LEESBURG, Va. -- The deadlocked baseball negotiations resumed yesterday, but a four-hour joint session ended last night with the owners one day closer to implementing their modified salary cap proposal.
The meetings were expected to resume last night and may continue today, but nothing happened to change the perception that the labor dispute will enter a new phase next week. Ownership spokesman John Harrington again made it clear that management will declare an impasse and implement new work rules unilaterally at an ownership meeting Monday in Chicago.
If that made yesterday's negotiating session appear pointless, Harrington and his fellow owners still were holding out hope that they could persuade the Major League Baseball Players Association to sign on to a new player compensation system. He warned that the alternative would not be attractive.
"It could be chaotic," he said, "but we're trying to tell the players that once we've gone past implementation, it is going to be difficult to put the yolk back in the egg."
The owners need 21 votes at Monday's meeting to implement the salary cap, but they consider approval a foregone conclusion. The schedule of that meeting calls for a briefing of general managers on the operational aspects of the new plan even before it comes to an ownership vote.
As expected, the players did not come to the Lansdowne Resort and Conference Center with a counterproposal to either of the two player compensation systems that have been presented by management, so it seems unlikely that anything substantive will happen between now and the Monday meeting.
The union has an executive board meeting scheduled for the same day, and has used that as a pretext for withholding a response to a modified version of the owners' original salary cap proposal or the taxation plan that was presented with it 12 days ago.
While the players continue to study the cap, the owners appear ready -- and eager -- to put it into effect. Figures compiled by the Associated Press show that a number of teams will have to reduce their payrolls dramatically in the first year of a seven-year plan that will take four years to reach full effect.
The Orioles, for instance, will have to slice their payroll (which would have been $41,627,699 including benefits over a full 1994 season) by $2,461,462.
Harrington said that in the absence of a settlement, the new work rules likely would go into effect Tuesday, the day before the Dec. 7 deadline for clubs to offer salary arbitration to their free agents.
"Certainly before Wednesday," he said.
The immediate impact of implementation will be on the general managers and players in arbitration eligible service classes.
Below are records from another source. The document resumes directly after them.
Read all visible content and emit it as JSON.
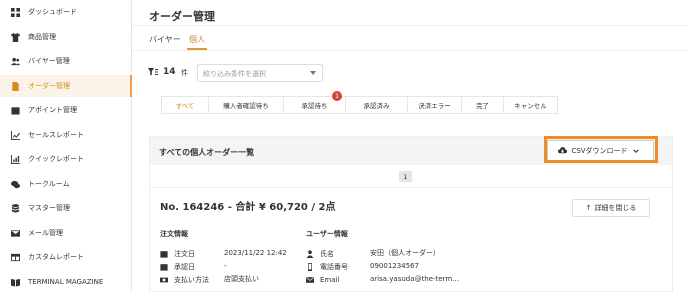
{
  "sidebar": {
    "items": [
      {
        "label": "ダッシュボード",
        "icon": "dashboard-icon"
      },
      {
        "label": "商品管理",
        "icon": "shirt-icon"
      },
      {
        "label": "バイヤー管理",
        "icon": "users-icon"
      },
      {
        "label": "オーダー管理",
        "icon": "document-icon",
        "active": true
      },
      {
        "label": "アポイント管理",
        "icon": "calendar-icon"
      },
      {
        "label": "セールスレポート",
        "icon": "chart-line-icon"
      },
      {
        "label": "クイックレポート",
        "icon": "chart-bar-icon"
      },
      {
        "label": "トークルーム",
        "icon": "chat-icon"
      },
      {
        "label": "マスター管理",
        "icon": "database-icon"
      },
      {
        "label": "メール管理",
        "icon": "mail-icon"
      },
      {
        "label": "カスタムレポート",
        "icon": "table-icon"
      },
      {
        "label": "TERMINAL MAGAZINE",
        "icon": "book-icon"
      }
    ]
  },
  "header": {
    "title": "オーダー管理",
    "tabs": [
      "バイヤー",
      "個人"
    ]
  },
  "filter": {
    "count": "14",
    "unit": "件",
    "placeholder": "絞り込み条件を選択"
  },
  "status_tabs": [
    {
      "label": "すべて"
    },
    {
      "label": "購入者確認待ち"
    },
    {
      "label": "承認待ち",
      "badge": "1"
    },
    {
      "label": "承認済み"
    },
    {
      "label": "決済エラー"
    },
    {
      "label": "完了"
    },
    {
      "label": "キャンセル"
    }
  ],
  "card": {
    "title": "すべての個人オーダー一覧",
    "csv_label": "CSVダウンロード",
    "page": "1"
  },
  "order": {
    "title": "No. 164246 - 合計 ¥ 60,720 / 2点",
    "close_label": "詳細を閉じる",
    "order_info_title": "注文情報",
    "user_info_title": "ユーザー情報",
    "order_rows": [
      {
        "label": "注文日",
        "value": "2023/11/22 12:42",
        "icon": "calendar-icon"
      },
      {
        "label": "承認日",
        "value": "-",
        "icon": "calendar-check-icon"
      },
      {
        "label": "支払い方法",
        "value": "店頭支払い",
        "icon": "money-icon"
      }
    ],
    "user_rows": [
      {
        "label": "氏名",
        "value": "安田（個人オーダー）",
        "icon": "person-icon"
      },
      {
        "label": "電話番号",
        "value": "09001234567",
        "icon": "phone-icon"
      },
      {
        "label": "Email",
        "value": "arisa.yasuda@the-term…",
        "icon": "mail-icon"
      }
    ]
  },
  "colors": {
    "accent": "#d98a1b",
    "highlight": "#ef8c25",
    "badge": "#d9413a"
  }
}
Players with three to four years of service will be impacted the most, since they will lose arbitration eligibility and will not yet be eligible for restricted free agency. The owners, however, have included a minimum salary scale for players with fewer than four years of service.
The owners hope that the players will abandon resistance to the salary cap concept and end the strike in time to open spring training, but even that might not be enough to assure that the 1995 season will start on time. If the union decides to send the players back to work while they take the dispute to the National Labor Relations Board, the owners may insist on a no-strike pledge before allowing them to return.
"We would have to be sure they would play the whole year," Harrington said. "We would not have to lock them out, but we would have to have assurances. I tend to think it would not be fair to the fans to start the season and have it be in jeopardy on a day-to-day basis like it was last year. I don't know how the other owners feel, but I don't think it would be fair."
Philadelphia Phillies vice president David Montgomery doesn't think it is fair that the players returned to the bargaining table without any counterproposal. He, like Atlanta Braves president Stan Kasten a day earlier, indicated that the decision not to respond to the management plans provides justification for the owners to impose a new system.
"We're a little dejected because we came here clearly hopeful of getting a proposal," Montgomery said. "To me, the calendar is moving away from us. . . . The goal is not to implement. The goal is to negotiate a deal. Implementation is merely a tool to help us get an agreement. If we don't get a proposal, we don't have any choice but to use it."
Still, yesterday's joint meeting lasted much longer than anyone expected. No one really believed that the players would come in with a counterproposal, but special mediator William J. Usery kept both sides behind closed doors in separate and joint sessions all day -- hammering away at the specifics of the management proposals.
Union director Donald Fehr admitted afterward that the players had learned some things that they didn't previously know, but would not say whether that would alter their course of action.